Please report how many lines in the records below contain "submitted". Reply with the number alone.

**Dataset extract**
#####

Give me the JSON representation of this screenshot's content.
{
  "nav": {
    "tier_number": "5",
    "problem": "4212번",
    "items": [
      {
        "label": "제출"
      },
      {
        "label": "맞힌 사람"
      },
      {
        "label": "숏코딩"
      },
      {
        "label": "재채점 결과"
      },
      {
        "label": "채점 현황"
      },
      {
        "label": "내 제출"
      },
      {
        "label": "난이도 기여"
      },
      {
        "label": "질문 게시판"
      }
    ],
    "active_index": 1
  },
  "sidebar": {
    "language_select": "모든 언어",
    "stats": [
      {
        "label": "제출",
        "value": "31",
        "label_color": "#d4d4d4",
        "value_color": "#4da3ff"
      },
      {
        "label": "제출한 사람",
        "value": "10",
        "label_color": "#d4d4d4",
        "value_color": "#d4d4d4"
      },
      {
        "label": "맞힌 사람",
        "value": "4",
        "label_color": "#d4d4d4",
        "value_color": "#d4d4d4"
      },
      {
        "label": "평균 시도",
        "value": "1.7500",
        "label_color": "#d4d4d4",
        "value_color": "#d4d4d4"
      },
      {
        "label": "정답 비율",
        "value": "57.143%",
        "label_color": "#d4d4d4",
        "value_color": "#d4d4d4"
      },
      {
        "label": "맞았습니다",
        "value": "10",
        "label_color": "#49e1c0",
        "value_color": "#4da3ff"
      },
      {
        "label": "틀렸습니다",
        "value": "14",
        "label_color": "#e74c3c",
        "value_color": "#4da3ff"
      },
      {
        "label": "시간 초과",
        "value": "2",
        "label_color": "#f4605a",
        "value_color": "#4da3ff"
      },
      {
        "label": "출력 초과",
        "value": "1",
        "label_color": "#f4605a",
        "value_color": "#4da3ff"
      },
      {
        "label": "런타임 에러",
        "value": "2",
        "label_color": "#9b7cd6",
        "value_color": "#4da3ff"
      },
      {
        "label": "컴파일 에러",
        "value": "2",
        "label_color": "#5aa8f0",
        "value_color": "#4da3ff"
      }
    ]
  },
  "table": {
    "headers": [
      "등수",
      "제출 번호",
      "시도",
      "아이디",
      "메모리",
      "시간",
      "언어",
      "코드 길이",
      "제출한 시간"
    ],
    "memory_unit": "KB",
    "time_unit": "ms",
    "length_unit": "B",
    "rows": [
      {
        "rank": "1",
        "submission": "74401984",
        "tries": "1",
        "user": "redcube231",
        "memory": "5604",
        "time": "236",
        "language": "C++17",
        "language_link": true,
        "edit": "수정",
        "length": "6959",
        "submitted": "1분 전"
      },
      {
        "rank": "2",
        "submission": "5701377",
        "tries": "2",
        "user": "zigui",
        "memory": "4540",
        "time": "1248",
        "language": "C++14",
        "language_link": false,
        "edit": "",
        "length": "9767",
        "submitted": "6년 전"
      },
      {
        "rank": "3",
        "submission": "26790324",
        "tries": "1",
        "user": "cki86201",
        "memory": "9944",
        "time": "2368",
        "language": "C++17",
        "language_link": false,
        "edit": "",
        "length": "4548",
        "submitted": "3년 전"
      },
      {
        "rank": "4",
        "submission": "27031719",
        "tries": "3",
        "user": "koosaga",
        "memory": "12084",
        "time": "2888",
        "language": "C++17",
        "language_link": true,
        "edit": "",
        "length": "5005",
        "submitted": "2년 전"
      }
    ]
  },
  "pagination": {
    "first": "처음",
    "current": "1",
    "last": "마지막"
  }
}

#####

**Answer to this exercise**
4